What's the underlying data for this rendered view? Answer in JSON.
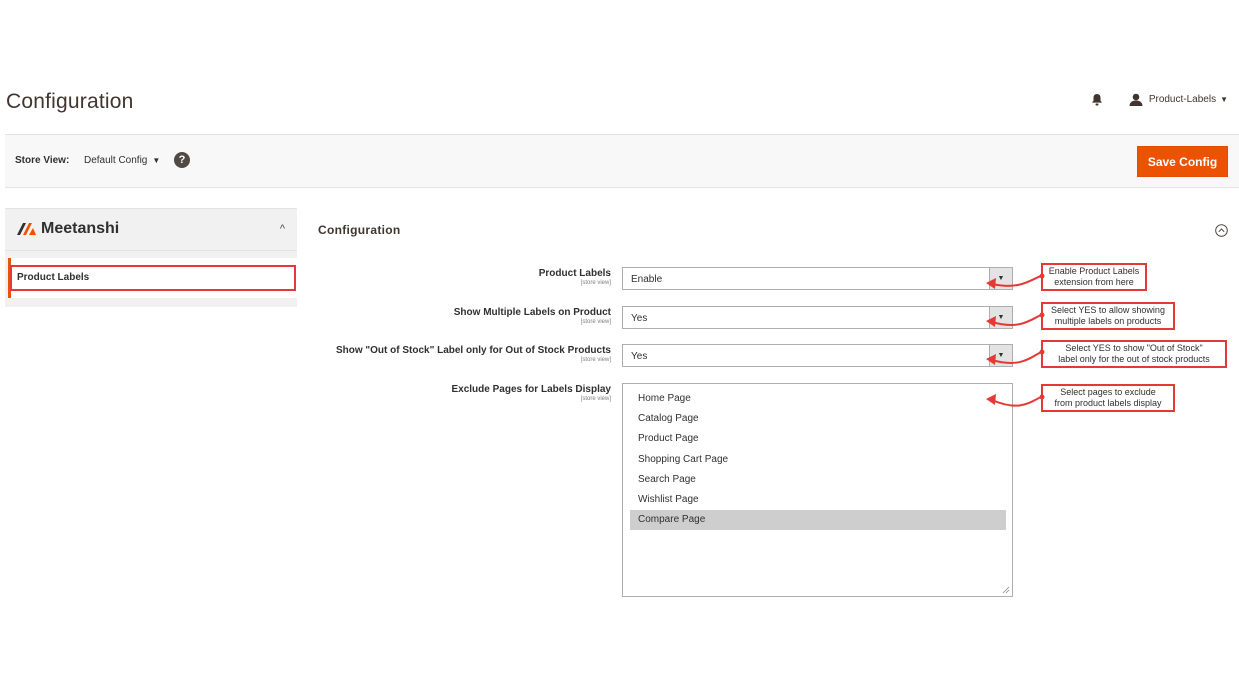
{
  "header": {
    "title": "Configuration",
    "user_name": "Product-Labels"
  },
  "store_bar": {
    "label": "Store View:",
    "value": "Default Config",
    "help": "?",
    "save_label": "Save Config"
  },
  "sidebar": {
    "vendor": "Meetanshi",
    "items": [
      {
        "label": "Product Labels"
      }
    ]
  },
  "section": {
    "title": "Configuration"
  },
  "fields": [
    {
      "label": "Product Labels",
      "scope": "[store view]",
      "value": "Enable"
    },
    {
      "label": "Show Multiple Labels on Product",
      "scope": "[store view]",
      "value": "Yes"
    },
    {
      "label": "Show \"Out of Stock\" Label only for Out of Stock Products",
      "scope": "[store view]",
      "value": "Yes"
    },
    {
      "label": "Exclude Pages for Labels Display",
      "scope": "[store view]"
    }
  ],
  "exclude_options": [
    "Home Page",
    "Catalog Page",
    "Product Page",
    "Shopping Cart Page",
    "Search Page",
    "Wishlist Page",
    "Compare Page"
  ],
  "exclude_selected": "Compare Page",
  "callouts": [
    {
      "line1": "Enable Product Labels",
      "line2": "extension from here"
    },
    {
      "line1": "Select YES to allow showing",
      "line2": "multiple labels on products"
    },
    {
      "line1": "Select YES to show \"Out of Stock\"",
      "line2": "label only for the out of stock products"
    },
    {
      "line1": "Select pages to exclude",
      "line2": "from product labels display"
    }
  ],
  "colors": {
    "accent": "#eb5202",
    "annotation": "#e53935",
    "selected_option": "#cecece"
  },
  "icons": {
    "bell": "bell-icon",
    "user": "user-icon",
    "help": "help-icon",
    "collapse": "collapse-circle-icon"
  }
}
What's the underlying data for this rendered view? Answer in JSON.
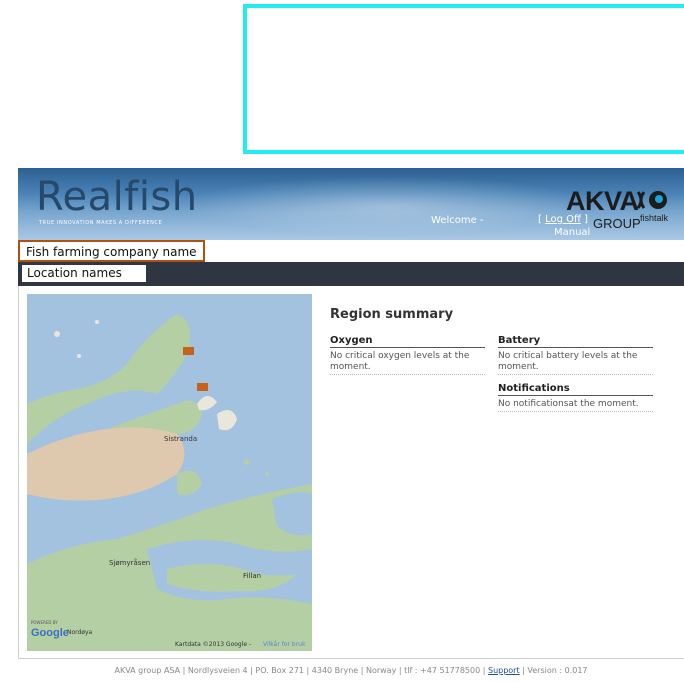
{
  "banner": {
    "logo": "Realfish",
    "tagline": "TRUE INNOVATION MAKES A DIFFERENCE",
    "welcome": "Welcome -",
    "logoff_open": "[",
    "logoff": "Log Off",
    "logoff_close": "]",
    "manual": "Manual",
    "brand": "AKVA",
    "brand_sub": "GROUP",
    "product": "fishtalk"
  },
  "company_name": "Fish farming company name",
  "location_names": "Location names",
  "map": {
    "labels": {
      "sistranda": "Sistranda",
      "sjomyrasen": "Sjømyråsen",
      "fillan": "Fillan",
      "nordoya": "Nordøya"
    },
    "powered_by": "POWERED BY",
    "google": "Google",
    "attribution": "Kartdata ©2013 Google -",
    "terms": "Vilkår for bruk",
    "marker_color": "#c8621a"
  },
  "summary": {
    "title": "Region summary",
    "oxygen_title": "Oxygen",
    "oxygen_text": "No critical oxygen levels at the moment.",
    "battery_title": "Battery",
    "battery_text": "No critical battery levels at the moment.",
    "notifications_title": "Notifications",
    "notifications_text": "No notificationsat the moment."
  },
  "footer": {
    "text": "AKVA group ASA | Nordlysveien 4 | PO. Box 271 | 4340 Bryne | Norway | tlf : +47 51778500 |",
    "support": "Support",
    "version": "| Version : 0.017"
  }
}
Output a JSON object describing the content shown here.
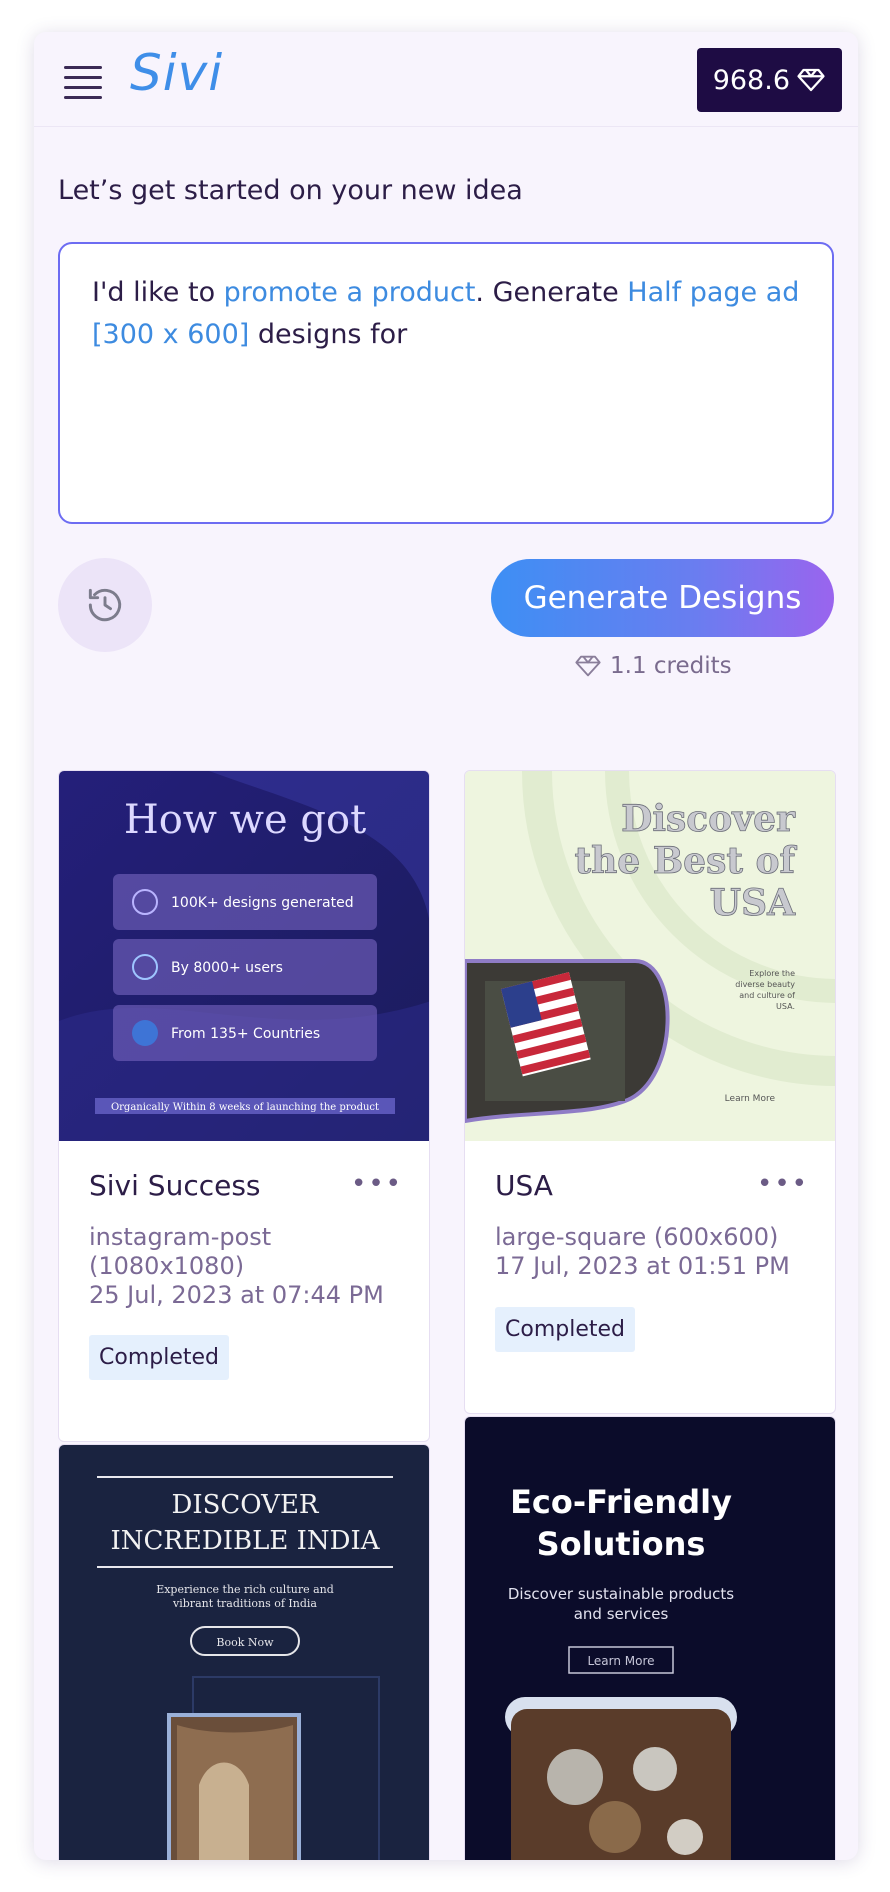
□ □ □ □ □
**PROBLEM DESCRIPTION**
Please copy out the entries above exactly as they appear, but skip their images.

**ANSWER SECTION**
What's the underlying data for this rendered view? Answer in JSON.
{
  "header": {
    "title": "Configuration",
    "user_name": "Product-Labels"
  },
  "store_bar": {
    "label": "Store View:",
    "value": "Default Config",
    "help": "?",
    "save_label": "Save Config"
  },
  "sidebar": {
    "vendor": "Meetanshi",
    "items": [
      {
        "label": "Product Labels"
      }
    ]
  },
  "section": {
    "title": "Configuration"
  },
  "fields": [
    {
      "label": "Product Labels",
      "scope": "[store view]",
      "value": "Enable"
    },
    {
      "label": "Show Multiple Labels on Product",
      "scope": "[store view]",
      "value": "Yes"
    },
    {
      "label": "Show \"Out of Stock\" Label only for Out of Stock Products",
      "scope": "[store view]",
      "value": "Yes"
    },
    {
      "label": "Exclude Pages for Labels Display",
      "scope": "[store view]"
    }
  ],
  "exclude_options": [
    "Home Page",
    "Catalog Page",
    "Product Page",
    "Shopping Cart Page",
    "Search Page",
    "Wishlist Page",
    "Compare Page"
  ],
  "exclude_selected": "Compare Page",
  "callouts": [
    {
      "line1": "Enable Product Labels",
      "line2": "extension from here"
    },
    {
      "line1": "Select YES to allow showing",
      "line2": "multiple labels on products"
    },
    {
      "line1": "Select YES to show \"Out of Stock\"",
      "line2": "label only for the out of stock products"
    },
    {
      "line1": "Select pages to exclude",
      "line2": "from product labels display"
    }
  ],
  "colors": {
    "accent": "#eb5202",
    "annotation": "#e53935",
    "selected_option": "#cecece"
  },
  "icons": {
    "bell": "bell-icon",
    "user": "user-icon",
    "help": "help-icon",
    "collapse": "collapse-circle-icon"
  }
}
What's the underlying data for this rendered view? Answer in JSON.
{
  "banner": {
    "logo": "Realfish",
    "tagline": "TRUE INNOVATION MAKES A DIFFERENCE",
    "welcome": "Welcome -",
    "logoff_open": "[",
    "logoff": "Log Off",
    "logoff_close": "]",
    "manual": "Manual",
    "brand": "AKVA",
    "brand_sub": "GROUP",
    "product": "fishtalk"
  },
  "company_name": "Fish farming company name",
  "location_names": "Location names",
  "map": {
    "labels": {
      "sistranda": "Sistranda",
      "sjomyrasen": "Sjømyråsen",
      "fillan": "Fillan",
      "nordoya": "Nordøya"
    },
    "powered_by": "POWERED BY",
    "google": "Google",
    "attribution": "Kartdata ©2013 Google -",
    "terms": "Vilkår for bruk",
    "marker_color": "#c8621a"
  },
  "summary": {
    "title": "Region summary",
    "oxygen_title": "Oxygen",
    "oxygen_text": "No critical oxygen levels at the moment.",
    "battery_title": "Battery",
    "battery_text": "No critical battery levels at the moment.",
    "notifications_title": "Notifications",
    "notifications_text": "No notificationsat the moment."
  },
  "footer": {
    "text": "AKVA group ASA | Nordlysveien 4 | PO. Box 271 | 4340 Bryne | Norway | tlf : +47 51778500 |",
    "support": "Support",
    "version": "| Version : 0.017"
  }
}
Output a JSON object describing the content shown here.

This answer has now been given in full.